--- INSTRUCTIONS FOR THE TASK ---
The answer must restate the listing word for word, without its images.

——

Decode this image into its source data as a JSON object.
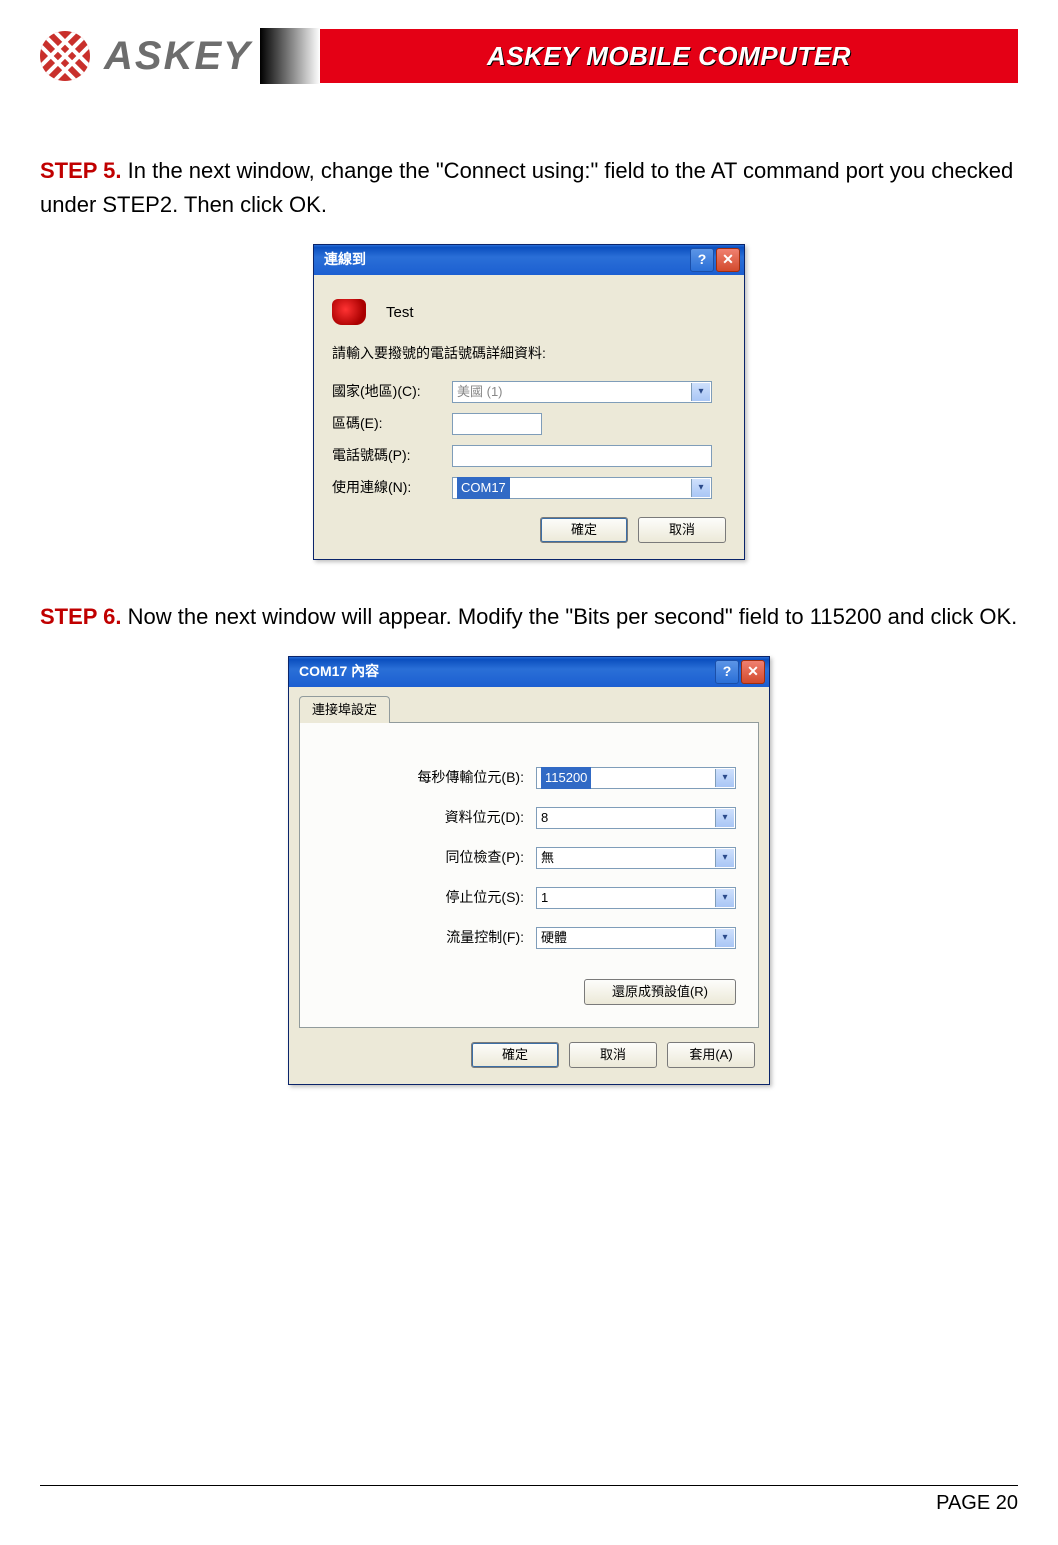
{
  "header": {
    "brand": "ASKEY",
    "banner": "ASKEY MOBILE COMPUTER"
  },
  "step5": {
    "label": "STEP 5.",
    "text": "In the next window, change the \"Connect using:\" field to the AT command port you checked under STEP2. Then click OK."
  },
  "dialog1": {
    "title": "連線到",
    "connection_name": "Test",
    "instruction": "請輸入要撥號的電話號碼詳細資料:",
    "fields": {
      "country": {
        "label": "國家(地區)(C):",
        "value": "美國 (1)"
      },
      "area": {
        "label": "區碼(E):",
        "value": ""
      },
      "phone": {
        "label": "電話號碼(P):",
        "value": ""
      },
      "connect": {
        "label": "使用連線(N):",
        "value": "COM17"
      }
    },
    "buttons": {
      "ok": "確定",
      "cancel": "取消"
    }
  },
  "step6": {
    "label": "STEP 6.",
    "text": "Now the next window will appear. Modify the \"Bits per second\" field to 115200 and click OK."
  },
  "dialog2": {
    "title": "COM17 內容",
    "tab": "連接埠設定",
    "fields": {
      "bps": {
        "label": "每秒傳輸位元(B):",
        "value": "115200"
      },
      "data": {
        "label": "資料位元(D):",
        "value": "8"
      },
      "parity": {
        "label": "同位檢查(P):",
        "value": "無"
      },
      "stop": {
        "label": "停止位元(S):",
        "value": "1"
      },
      "flow": {
        "label": "流量控制(F):",
        "value": "硬體"
      }
    },
    "restore": "還原成預設值(R)",
    "buttons": {
      "ok": "確定",
      "cancel": "取消",
      "apply": "套用(A)"
    }
  },
  "footer": {
    "page": "PAGE 20"
  }
}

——

--- ANSWER BOX ---
Decode this image into its source data as a JSON object.
{
  "header": {
    "brand": "ASKEY",
    "banner": "ASKEY MOBILE COMPUTER"
  },
  "step5": {
    "label": "STEP 5.",
    "text": "In the next window, change the \"Connect using:\" field to the AT command port you checked under STEP2. Then click OK."
  },
  "dialog1": {
    "title": "連線到",
    "connection_name": "Test",
    "instruction": "請輸入要撥號的電話號碼詳細資料:",
    "fields": {
      "country": {
        "label": "國家(地區)(C):",
        "value": "美國 (1)"
      },
      "area": {
        "label": "區碼(E):",
        "value": ""
      },
      "phone": {
        "label": "電話號碼(P):",
        "value": ""
      },
      "connect": {
        "label": "使用連線(N):",
        "value": "COM17"
      }
    },
    "buttons": {
      "ok": "確定",
      "cancel": "取消"
    }
  },
  "step6": {
    "label": "STEP 6.",
    "text": "Now the next window will appear. Modify the \"Bits per second\" field to 115200 and click OK."
  },
  "dialog2": {
    "title": "COM17 內容",
    "tab": "連接埠設定",
    "fields": {
      "bps": {
        "label": "每秒傳輸位元(B):",
        "value": "115200"
      },
      "data": {
        "label": "資料位元(D):",
        "value": "8"
      },
      "parity": {
        "label": "同位檢查(P):",
        "value": "無"
      },
      "stop": {
        "label": "停止位元(S):",
        "value": "1"
      },
      "flow": {
        "label": "流量控制(F):",
        "value": "硬體"
      }
    },
    "restore": "還原成預設值(R)",
    "buttons": {
      "ok": "確定",
      "cancel": "取消",
      "apply": "套用(A)"
    }
  },
  "footer": {
    "page": "PAGE 20"
  }
}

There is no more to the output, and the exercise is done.